The records that follow are to be given again exactly, with their pictures omitted.

*** Study material Section Begins ***

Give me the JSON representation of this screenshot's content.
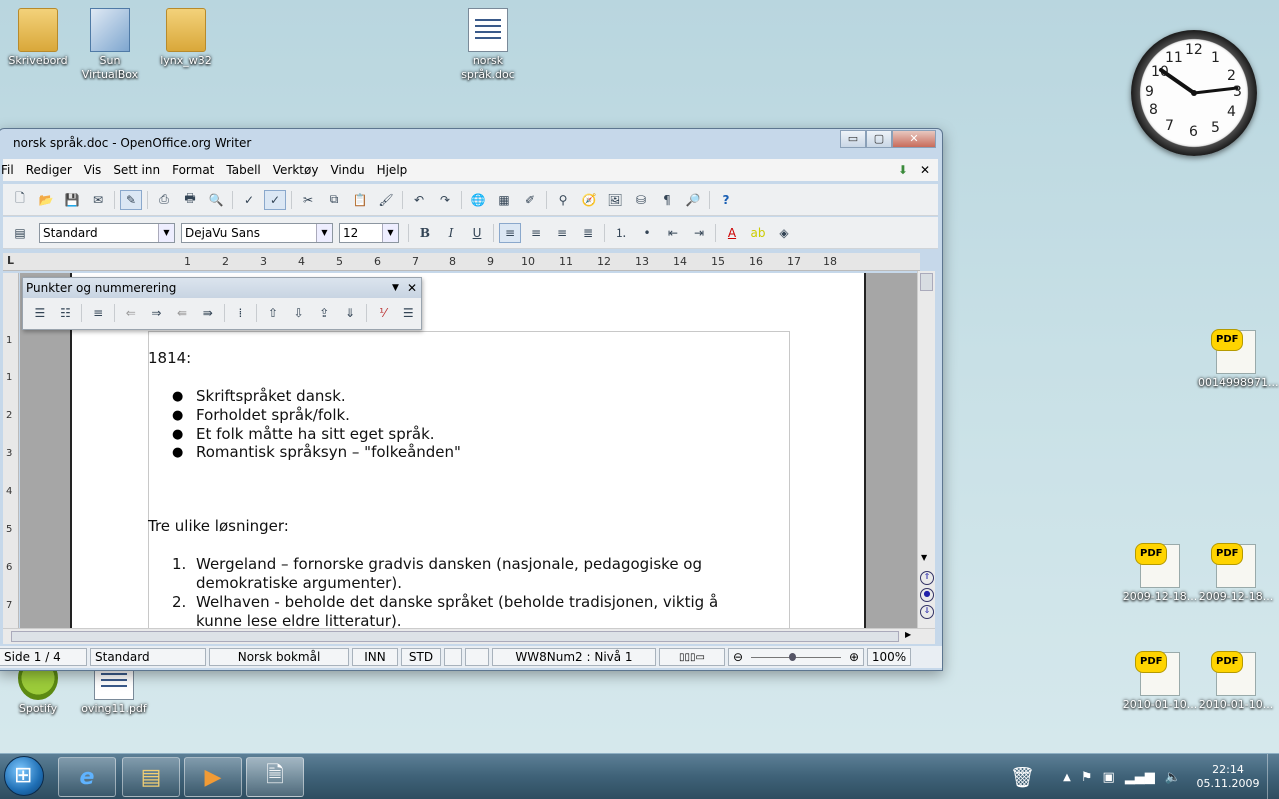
{
  "desktop": {
    "icons": [
      {
        "label": "Skrivebord"
      },
      {
        "label": "Sun VirtualBox"
      },
      {
        "label": "lynx_w32"
      },
      {
        "label": "norsk språk.doc"
      },
      {
        "label": "0014998971..."
      },
      {
        "label": "2009-12-18..."
      },
      {
        "label": "2009-12-18..."
      },
      {
        "label": "2010-01-10..."
      },
      {
        "label": "2010-01-10..."
      },
      {
        "label": "Spotify"
      },
      {
        "label": "oving11.pdf"
      }
    ],
    "pdf_tag": "PDF"
  },
  "window": {
    "title": "norsk språk.doc - OpenOffice.org Writer",
    "controls": {
      "minimize": "▭",
      "maximize": "▢",
      "close": "✕"
    },
    "menu": [
      "Fil",
      "Rediger",
      "Vis",
      "Sett inn",
      "Format",
      "Tabell",
      "Verktøy",
      "Vindu",
      "Hjelp"
    ],
    "format_bar": {
      "style": "Standard",
      "font": "DejaVu Sans",
      "size": "12",
      "bold": "B",
      "italic": "I",
      "underline": "U"
    },
    "ruler_marks": [
      "1",
      "2",
      "3",
      "4",
      "5",
      "6",
      "7",
      "8",
      "9",
      "10",
      "11",
      "12",
      "13",
      "14",
      "15",
      "16",
      "17",
      "18"
    ],
    "vruler_marks": [
      "1",
      "1",
      "2",
      "3",
      "4",
      "5",
      "6",
      "7"
    ],
    "floating_toolbar": {
      "title": "Punkter og nummerering"
    },
    "document": {
      "heading1": "1814:",
      "bullets": [
        "Skriftspråket dansk.",
        "Forholdet språk/folk.",
        "Et folk måtte ha sitt eget språk.",
        "Romantisk språksyn – \"folkeånden\""
      ],
      "heading2": "Tre ulike løsninger:",
      "numbered": [
        {
          "num": "1.",
          "line1": "Wergeland – fornorske gradvis dansken (nasjonale, pedagogiske og",
          "line2": "demokratiske argumenter)."
        },
        {
          "num": "2.",
          "line1": "Welhaven - beholde det danske språket (beholde tradisjonen, viktig å",
          "line2": "kunne lese eldre litteratur)."
        }
      ]
    },
    "status": {
      "page": "Side 1 / 4",
      "style": "Standard",
      "language": "Norsk bokmål",
      "insert": "INN",
      "selection": "STD",
      "list_level": "WW8Num2 : Nivå 1",
      "zoom": "100%"
    }
  },
  "clock_gadget": {
    "numbers": [
      "12",
      "1",
      "2",
      "3",
      "4",
      "5",
      "6",
      "7",
      "8",
      "9",
      "10",
      "11"
    ]
  },
  "taskbar": {
    "time": "22:14",
    "date": "05.11.2009"
  }
}
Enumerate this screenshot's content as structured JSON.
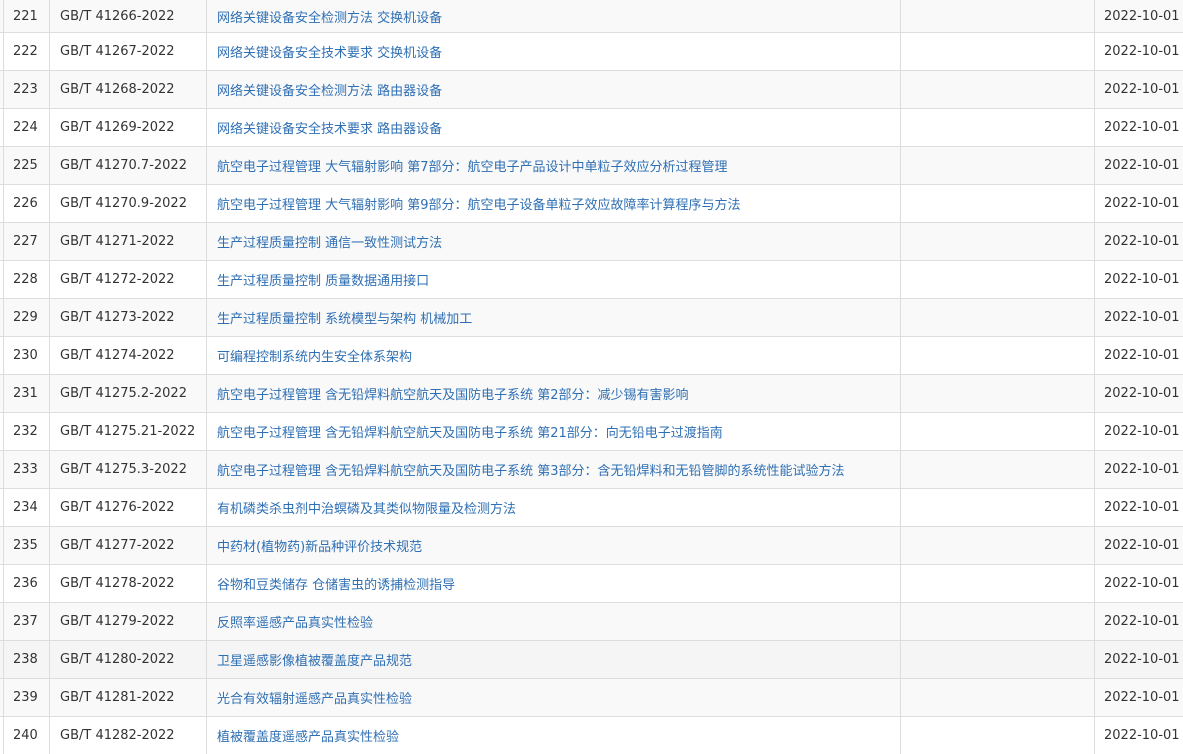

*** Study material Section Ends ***

→ **Output of the exercise**
Give me the JSON representation of this screenshot's content.
{
  "desktop": {
    "icons": [
      {
        "label": "Skrivebord"
      },
      {
        "label": "Sun VirtualBox"
      },
      {
        "label": "lynx_w32"
      },
      {
        "label": "norsk språk.doc"
      },
      {
        "label": "0014998971..."
      },
      {
        "label": "2009-12-18..."
      },
      {
        "label": "2009-12-18..."
      },
      {
        "label": "2010-01-10..."
      },
      {
        "label": "2010-01-10..."
      },
      {
        "label": "Spotify"
      },
      {
        "label": "oving11.pdf"
      }
    ],
    "pdf_tag": "PDF"
  },
  "window": {
    "title": "norsk språk.doc - OpenOffice.org Writer",
    "controls": {
      "minimize": "▭",
      "maximize": "▢",
      "close": "✕"
    },
    "menu": [
      "Fil",
      "Rediger",
      "Vis",
      "Sett inn",
      "Format",
      "Tabell",
      "Verktøy",
      "Vindu",
      "Hjelp"
    ],
    "format_bar": {
      "style": "Standard",
      "font": "DejaVu Sans",
      "size": "12",
      "bold": "B",
      "italic": "I",
      "underline": "U"
    },
    "ruler_marks": [
      "1",
      "2",
      "3",
      "4",
      "5",
      "6",
      "7",
      "8",
      "9",
      "10",
      "11",
      "12",
      "13",
      "14",
      "15",
      "16",
      "17",
      "18"
    ],
    "vruler_marks": [
      "1",
      "1",
      "2",
      "3",
      "4",
      "5",
      "6",
      "7"
    ],
    "floating_toolbar": {
      "title": "Punkter og nummerering"
    },
    "document": {
      "heading1": "1814:",
      "bullets": [
        "Skriftspråket dansk.",
        "Forholdet språk/folk.",
        "Et folk måtte ha sitt eget språk.",
        "Romantisk språksyn – \"folkeånden\""
      ],
      "heading2": "Tre ulike løsninger:",
      "numbered": [
        {
          "num": "1.",
          "line1": "Wergeland – fornorske gradvis dansken (nasjonale, pedagogiske og",
          "line2": "demokratiske argumenter)."
        },
        {
          "num": "2.",
          "line1": "Welhaven - beholde det danske språket (beholde tradisjonen, viktig å",
          "line2": "kunne lese eldre litteratur)."
        }
      ]
    },
    "status": {
      "page": "Side 1 / 4",
      "style": "Standard",
      "language": "Norsk bokmål",
      "insert": "INN",
      "selection": "STD",
      "list_level": "WW8Num2 : Nivå 1",
      "zoom": "100%"
    }
  },
  "clock_gadget": {
    "numbers": [
      "12",
      "1",
      "2",
      "3",
      "4",
      "5",
      "6",
      "7",
      "8",
      "9",
      "10",
      "11"
    ]
  },
  "taskbar": {
    "time": "22:14",
    "date": "05.11.2009"
  }
}
Enumerate this screenshot's content as structured JSON.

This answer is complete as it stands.